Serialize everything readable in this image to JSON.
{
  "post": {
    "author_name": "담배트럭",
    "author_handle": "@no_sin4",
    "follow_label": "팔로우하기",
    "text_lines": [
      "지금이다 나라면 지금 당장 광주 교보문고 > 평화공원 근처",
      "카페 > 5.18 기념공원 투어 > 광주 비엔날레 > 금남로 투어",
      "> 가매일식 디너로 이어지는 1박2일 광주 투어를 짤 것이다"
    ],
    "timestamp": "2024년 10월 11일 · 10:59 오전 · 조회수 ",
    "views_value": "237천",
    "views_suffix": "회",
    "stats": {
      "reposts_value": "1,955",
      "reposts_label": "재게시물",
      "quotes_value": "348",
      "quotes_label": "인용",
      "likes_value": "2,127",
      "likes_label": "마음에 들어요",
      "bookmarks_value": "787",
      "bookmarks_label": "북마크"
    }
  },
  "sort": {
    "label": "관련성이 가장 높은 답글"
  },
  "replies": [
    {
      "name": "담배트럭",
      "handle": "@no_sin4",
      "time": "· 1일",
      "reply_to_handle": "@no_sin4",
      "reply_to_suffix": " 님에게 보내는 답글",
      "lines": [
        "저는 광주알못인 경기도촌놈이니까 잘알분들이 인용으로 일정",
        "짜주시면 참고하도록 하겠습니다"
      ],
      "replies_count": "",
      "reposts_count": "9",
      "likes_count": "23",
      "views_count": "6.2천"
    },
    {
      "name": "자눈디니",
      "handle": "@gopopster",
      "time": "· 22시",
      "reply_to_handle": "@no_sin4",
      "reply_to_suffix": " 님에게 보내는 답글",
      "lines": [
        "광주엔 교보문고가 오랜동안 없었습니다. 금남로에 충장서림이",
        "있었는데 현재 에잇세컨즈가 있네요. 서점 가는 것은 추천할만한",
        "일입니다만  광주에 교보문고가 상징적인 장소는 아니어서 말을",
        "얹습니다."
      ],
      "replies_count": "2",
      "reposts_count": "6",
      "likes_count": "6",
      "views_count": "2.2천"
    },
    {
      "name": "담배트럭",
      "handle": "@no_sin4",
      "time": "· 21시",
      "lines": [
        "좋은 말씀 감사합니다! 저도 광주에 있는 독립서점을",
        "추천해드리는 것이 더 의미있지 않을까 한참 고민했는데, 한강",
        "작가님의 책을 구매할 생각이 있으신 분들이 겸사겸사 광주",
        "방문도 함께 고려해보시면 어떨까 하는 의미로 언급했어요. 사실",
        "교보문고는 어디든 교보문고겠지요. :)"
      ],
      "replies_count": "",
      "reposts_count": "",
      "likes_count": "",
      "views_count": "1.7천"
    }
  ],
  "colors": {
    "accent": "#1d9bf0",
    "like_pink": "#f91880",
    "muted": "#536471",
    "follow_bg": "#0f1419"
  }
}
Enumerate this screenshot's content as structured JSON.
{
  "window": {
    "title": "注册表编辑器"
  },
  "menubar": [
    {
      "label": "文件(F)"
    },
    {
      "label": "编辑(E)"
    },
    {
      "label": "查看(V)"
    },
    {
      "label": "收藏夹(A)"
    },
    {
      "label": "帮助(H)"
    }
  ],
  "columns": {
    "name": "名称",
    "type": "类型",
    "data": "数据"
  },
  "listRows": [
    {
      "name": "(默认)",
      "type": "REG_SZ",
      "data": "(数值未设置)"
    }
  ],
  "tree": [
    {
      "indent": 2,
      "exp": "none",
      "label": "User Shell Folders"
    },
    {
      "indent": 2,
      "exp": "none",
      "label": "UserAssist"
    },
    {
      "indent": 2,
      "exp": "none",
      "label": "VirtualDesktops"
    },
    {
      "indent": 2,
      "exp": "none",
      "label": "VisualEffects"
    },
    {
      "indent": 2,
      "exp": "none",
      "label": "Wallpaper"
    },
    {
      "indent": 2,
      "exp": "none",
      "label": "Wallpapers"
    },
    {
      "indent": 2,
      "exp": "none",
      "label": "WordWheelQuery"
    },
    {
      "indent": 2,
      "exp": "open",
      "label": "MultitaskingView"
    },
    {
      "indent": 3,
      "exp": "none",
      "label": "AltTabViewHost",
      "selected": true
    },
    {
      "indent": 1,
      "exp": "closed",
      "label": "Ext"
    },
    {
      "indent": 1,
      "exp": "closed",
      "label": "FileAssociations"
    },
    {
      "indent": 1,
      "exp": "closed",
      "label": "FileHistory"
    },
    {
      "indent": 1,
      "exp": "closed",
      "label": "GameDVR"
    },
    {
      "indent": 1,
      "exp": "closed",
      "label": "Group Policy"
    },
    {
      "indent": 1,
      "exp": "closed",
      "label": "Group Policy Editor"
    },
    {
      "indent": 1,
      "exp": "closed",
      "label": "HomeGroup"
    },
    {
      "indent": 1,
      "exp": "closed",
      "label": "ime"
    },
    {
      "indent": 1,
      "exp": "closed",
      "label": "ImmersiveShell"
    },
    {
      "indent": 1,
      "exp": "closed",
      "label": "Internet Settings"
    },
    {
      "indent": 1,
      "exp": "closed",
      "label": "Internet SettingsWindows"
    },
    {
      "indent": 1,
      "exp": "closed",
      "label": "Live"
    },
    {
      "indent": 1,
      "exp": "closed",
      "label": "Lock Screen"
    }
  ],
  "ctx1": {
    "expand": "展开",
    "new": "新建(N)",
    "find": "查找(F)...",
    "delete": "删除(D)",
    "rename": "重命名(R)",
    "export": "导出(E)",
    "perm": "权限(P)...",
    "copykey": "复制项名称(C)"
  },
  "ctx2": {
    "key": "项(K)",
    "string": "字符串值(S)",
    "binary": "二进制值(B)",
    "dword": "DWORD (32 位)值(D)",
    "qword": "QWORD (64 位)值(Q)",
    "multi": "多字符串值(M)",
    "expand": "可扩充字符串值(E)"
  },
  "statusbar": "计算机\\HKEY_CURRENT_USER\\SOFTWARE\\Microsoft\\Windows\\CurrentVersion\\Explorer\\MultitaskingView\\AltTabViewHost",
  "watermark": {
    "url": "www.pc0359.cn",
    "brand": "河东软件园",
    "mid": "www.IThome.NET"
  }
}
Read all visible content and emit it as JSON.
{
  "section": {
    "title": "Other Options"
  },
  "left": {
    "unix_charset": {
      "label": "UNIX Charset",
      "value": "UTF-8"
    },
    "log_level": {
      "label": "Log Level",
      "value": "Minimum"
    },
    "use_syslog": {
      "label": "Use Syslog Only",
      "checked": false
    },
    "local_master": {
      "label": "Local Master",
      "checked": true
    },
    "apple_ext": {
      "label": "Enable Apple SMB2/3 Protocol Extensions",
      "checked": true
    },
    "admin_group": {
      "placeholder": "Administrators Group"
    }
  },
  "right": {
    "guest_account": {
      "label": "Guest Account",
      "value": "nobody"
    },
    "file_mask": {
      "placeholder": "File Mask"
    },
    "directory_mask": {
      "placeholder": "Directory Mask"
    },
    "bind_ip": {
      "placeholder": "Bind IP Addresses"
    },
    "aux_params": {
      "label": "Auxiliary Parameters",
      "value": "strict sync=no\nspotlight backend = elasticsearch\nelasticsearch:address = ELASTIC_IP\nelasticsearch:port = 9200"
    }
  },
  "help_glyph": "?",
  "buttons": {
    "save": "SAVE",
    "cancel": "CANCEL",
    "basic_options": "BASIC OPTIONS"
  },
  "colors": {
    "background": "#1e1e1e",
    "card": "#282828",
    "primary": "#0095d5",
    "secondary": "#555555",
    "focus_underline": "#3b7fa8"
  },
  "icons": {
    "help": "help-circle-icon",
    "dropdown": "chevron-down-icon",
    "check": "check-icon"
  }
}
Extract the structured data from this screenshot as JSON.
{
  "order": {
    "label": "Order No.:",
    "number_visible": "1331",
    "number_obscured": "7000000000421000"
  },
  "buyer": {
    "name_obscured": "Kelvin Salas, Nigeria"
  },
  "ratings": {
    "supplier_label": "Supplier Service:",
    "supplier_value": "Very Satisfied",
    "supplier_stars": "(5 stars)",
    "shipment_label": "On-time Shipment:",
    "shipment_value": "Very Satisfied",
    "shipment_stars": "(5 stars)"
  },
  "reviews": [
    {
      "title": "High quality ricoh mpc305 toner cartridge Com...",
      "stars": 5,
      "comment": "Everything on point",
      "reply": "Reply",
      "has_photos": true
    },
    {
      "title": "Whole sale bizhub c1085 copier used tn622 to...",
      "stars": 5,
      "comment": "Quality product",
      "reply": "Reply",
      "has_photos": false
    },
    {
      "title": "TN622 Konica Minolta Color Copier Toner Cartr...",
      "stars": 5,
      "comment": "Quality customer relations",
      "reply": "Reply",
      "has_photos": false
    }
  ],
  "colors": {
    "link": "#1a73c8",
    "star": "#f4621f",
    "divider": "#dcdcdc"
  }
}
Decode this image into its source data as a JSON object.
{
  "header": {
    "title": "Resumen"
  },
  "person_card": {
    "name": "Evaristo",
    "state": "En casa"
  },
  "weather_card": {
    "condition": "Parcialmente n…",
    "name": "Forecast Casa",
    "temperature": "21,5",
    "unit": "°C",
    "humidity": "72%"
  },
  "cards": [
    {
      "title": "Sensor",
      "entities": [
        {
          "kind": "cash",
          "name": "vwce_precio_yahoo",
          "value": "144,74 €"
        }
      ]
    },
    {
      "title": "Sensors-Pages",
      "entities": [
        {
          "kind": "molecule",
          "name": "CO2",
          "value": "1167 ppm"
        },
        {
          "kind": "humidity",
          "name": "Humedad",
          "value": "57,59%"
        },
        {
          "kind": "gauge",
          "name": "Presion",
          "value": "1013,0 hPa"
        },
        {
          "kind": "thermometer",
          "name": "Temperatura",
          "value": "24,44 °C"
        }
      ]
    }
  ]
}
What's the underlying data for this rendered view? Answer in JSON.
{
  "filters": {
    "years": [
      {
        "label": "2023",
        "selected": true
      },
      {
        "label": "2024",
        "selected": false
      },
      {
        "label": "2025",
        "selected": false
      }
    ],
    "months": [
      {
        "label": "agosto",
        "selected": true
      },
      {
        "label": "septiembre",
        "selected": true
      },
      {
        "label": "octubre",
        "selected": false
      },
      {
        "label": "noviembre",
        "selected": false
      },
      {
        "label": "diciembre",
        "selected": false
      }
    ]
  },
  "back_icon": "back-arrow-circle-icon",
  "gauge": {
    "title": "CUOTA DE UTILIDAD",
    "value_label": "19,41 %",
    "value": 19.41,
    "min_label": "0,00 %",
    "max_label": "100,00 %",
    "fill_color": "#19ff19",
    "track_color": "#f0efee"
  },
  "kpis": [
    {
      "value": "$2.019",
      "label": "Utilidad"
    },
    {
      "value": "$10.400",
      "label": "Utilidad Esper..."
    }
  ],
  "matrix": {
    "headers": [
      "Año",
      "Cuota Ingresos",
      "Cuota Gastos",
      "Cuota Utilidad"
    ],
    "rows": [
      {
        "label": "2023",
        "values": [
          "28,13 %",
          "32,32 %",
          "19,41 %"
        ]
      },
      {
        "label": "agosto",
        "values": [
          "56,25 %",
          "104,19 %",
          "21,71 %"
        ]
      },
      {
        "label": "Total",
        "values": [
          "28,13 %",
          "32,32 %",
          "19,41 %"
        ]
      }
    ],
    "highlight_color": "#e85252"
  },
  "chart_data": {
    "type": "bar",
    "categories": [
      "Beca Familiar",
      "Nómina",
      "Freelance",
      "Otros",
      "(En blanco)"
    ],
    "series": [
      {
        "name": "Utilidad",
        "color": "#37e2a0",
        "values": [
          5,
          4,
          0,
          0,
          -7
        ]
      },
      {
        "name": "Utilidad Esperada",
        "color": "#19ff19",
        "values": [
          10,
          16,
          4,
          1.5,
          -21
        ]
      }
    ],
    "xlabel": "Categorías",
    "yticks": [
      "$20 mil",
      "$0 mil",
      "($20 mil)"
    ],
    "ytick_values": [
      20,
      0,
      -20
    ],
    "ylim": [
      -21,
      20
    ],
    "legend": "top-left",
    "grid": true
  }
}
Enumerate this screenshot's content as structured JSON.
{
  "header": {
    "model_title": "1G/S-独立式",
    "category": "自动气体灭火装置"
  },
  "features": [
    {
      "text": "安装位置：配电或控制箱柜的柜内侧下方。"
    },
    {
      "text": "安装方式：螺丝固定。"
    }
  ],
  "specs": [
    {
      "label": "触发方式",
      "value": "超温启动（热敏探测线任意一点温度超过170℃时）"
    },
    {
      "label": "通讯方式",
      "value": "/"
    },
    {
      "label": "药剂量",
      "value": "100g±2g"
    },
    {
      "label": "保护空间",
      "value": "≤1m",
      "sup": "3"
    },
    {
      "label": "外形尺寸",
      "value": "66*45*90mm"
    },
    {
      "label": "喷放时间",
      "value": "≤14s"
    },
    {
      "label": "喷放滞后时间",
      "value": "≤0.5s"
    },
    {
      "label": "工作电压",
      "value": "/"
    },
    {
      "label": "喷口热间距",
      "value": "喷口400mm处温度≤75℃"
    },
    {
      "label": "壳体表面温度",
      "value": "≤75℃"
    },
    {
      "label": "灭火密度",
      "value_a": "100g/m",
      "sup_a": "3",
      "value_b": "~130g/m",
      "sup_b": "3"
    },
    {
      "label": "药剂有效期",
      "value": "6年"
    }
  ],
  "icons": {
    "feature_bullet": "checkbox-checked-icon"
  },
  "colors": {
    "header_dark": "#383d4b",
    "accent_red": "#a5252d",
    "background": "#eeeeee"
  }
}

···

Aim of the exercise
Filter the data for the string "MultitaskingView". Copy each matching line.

Answer to this problem
      "label": "MultitaskingView"
  "statusbar": "计算机\\HKEY_CURRENT_USER\\SOFTWARE\\Microsoft\\Windows\\CurrentVersion\\Explorer\\MultitaskingView\\AltTabViewHost",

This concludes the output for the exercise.